It was also distressingly hairy, overly mauve and overall quite restive. Positively throbbing with enthusiasm.

"Ah. Naglons, I see, how very, very, unpleasant of you to show up!" babbled the Doctor. The Naglon ignored his words and stepped forward, forward until he was toe to toe with the Doctor and the weapon in his left hand was pressing alarmingly hard against the Doctor's midsection.

"You are the one who lies about the Righteous Flea. We will tear your lies from you before you die," the Naglon said intimately. "The Flea was not here, the Flea was-"

"The Flea was indeed here, I saw it leave, they threw me out in fact!"

The Naglon bent close enough that the hairs on its face tickled the Doctor's nose. "They?"

"They, well someone, someone was in the ship that was here, the little robots all around," he gestured at the smears of metal that were all that remained of his little tormenters, "they said it was the Righteous Flea. Well, this person, or people, they grabbed me and threw me out to these robots, which kept me as a prisoner! Really, is there no overseeing of these operations? No regulations?"

"This is an abduction machine," snarled the Naglon. "It was built to fly unmanned in space for decades or centuries, seizing ships and holding them for ransom. When reports of its presence stopped, it was assumed to have been destroyed. We have been tracking it for the last day as it broadcast your lies-"

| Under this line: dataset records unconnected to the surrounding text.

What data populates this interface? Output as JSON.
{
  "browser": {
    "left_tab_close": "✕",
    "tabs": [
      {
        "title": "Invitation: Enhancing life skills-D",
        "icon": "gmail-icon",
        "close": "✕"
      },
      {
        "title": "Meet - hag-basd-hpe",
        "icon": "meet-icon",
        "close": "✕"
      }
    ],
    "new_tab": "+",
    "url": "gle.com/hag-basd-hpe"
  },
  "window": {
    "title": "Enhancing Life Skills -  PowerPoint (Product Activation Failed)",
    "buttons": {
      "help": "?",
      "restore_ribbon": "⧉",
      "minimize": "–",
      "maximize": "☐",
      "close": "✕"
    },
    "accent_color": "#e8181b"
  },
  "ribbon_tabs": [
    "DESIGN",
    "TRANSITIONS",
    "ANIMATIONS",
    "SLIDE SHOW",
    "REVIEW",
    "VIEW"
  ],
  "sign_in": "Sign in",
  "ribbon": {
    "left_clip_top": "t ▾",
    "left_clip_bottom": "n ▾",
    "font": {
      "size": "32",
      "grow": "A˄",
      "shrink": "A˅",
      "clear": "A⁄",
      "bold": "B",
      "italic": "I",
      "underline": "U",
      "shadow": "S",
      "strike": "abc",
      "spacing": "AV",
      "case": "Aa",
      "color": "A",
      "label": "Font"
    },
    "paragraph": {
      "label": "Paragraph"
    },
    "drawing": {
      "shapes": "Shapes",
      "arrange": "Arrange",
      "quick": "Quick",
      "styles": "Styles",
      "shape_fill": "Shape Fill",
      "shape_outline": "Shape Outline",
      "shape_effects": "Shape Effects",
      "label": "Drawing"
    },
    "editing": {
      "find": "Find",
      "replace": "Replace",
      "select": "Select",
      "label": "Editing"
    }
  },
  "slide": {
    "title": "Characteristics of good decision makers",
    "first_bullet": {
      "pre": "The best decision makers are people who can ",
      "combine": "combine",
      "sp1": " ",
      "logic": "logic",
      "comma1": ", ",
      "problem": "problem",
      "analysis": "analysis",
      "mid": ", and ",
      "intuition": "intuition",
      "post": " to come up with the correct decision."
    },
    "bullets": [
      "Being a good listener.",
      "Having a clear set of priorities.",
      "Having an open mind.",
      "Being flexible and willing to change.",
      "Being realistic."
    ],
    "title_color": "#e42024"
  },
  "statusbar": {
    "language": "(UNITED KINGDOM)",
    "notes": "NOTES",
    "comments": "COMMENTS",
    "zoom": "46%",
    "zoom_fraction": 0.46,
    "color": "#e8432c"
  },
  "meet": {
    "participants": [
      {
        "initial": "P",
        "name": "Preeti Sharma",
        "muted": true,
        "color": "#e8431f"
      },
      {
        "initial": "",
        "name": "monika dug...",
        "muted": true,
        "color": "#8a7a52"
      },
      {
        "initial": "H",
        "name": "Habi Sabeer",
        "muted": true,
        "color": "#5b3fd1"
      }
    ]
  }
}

"I? I sent no broadcast," said the Doctor, straightening up.


"No. The ships here were sending broadcasts, and the Righteous Flea was powering up when I was - ah, ejected from it. Look, really, can't we be on the same side here? When the Flea left, it took a friend of mine with it, I really have to find-"

The Naglon paused, then took the Doctor's shoulder in one hand and shoved him away from the TARDIS, towards one of the invading ships. "Search him. Scrape him," he ordered to the soldiers who advanced to take the Doctor, one on each arm.

"Scrape?" the Doctor asked.

"To the bones?" asked one of the Naglon soldiers in turn; it was amazing how a faceless voice could leer, the Doctor thought.

"No, I want him alive for questioning when we have drained this ship," ordered the Naglon leader, and off the Doctor went, protesting all the way.

By a pile of scrap sat a robot in remarkably good repair, not looking at all like the little ship robots, and staying very still. K-9 had not been in a position to aid the Doctor, and the Doctor had come out of the TARDIS of his own will, not forced out. And K-9 had calculated that the magnetic guns currently crushing the tiny robots were more high-powered versions of the one that had thrown him out of the yellow ship, and he had no wish to face them again.